### Brief
When a line in the data below includes "text", pick it out and copy it.

Component data from apps and pages:
=== Section Start ===

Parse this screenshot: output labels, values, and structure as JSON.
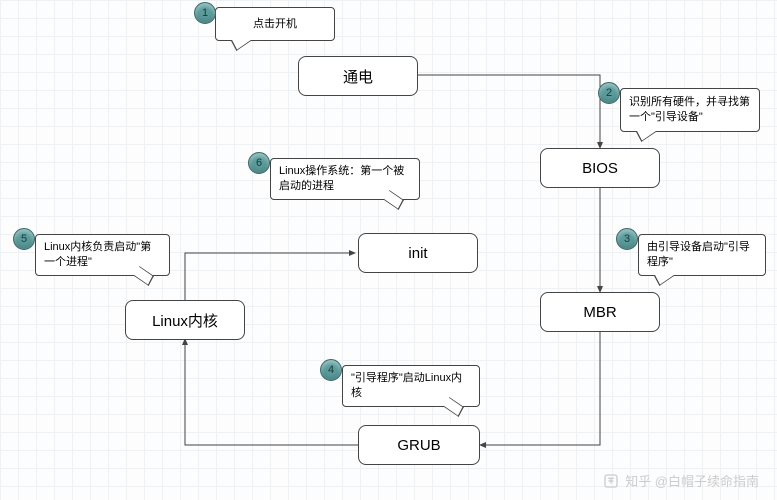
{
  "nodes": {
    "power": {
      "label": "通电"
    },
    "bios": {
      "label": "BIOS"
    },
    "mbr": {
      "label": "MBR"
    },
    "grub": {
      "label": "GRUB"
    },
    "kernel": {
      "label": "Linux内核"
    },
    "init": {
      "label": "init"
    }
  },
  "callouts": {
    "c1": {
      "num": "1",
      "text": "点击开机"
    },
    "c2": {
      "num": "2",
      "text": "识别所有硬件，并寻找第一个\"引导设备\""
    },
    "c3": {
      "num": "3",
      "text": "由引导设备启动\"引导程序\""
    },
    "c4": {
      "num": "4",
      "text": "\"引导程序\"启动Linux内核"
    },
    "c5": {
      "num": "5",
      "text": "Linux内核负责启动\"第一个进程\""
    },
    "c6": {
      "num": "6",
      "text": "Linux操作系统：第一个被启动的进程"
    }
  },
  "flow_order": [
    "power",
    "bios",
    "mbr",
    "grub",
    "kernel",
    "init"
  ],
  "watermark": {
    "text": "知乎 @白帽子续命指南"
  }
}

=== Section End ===

### Result
      "text": "点击开机"
      "text": "识别所有硬件，并寻找第一个\"引导设备\""
      "text": "由引导设备启动\"引导程序\""
      "text": "\"引导程序\"启动Linux内核"
      "text": "Linux内核负责启动\"第一个进程\""
      "text": "Linux操作系统：第一个被启动的进程"
    "text": "知乎 @白帽子续命指南"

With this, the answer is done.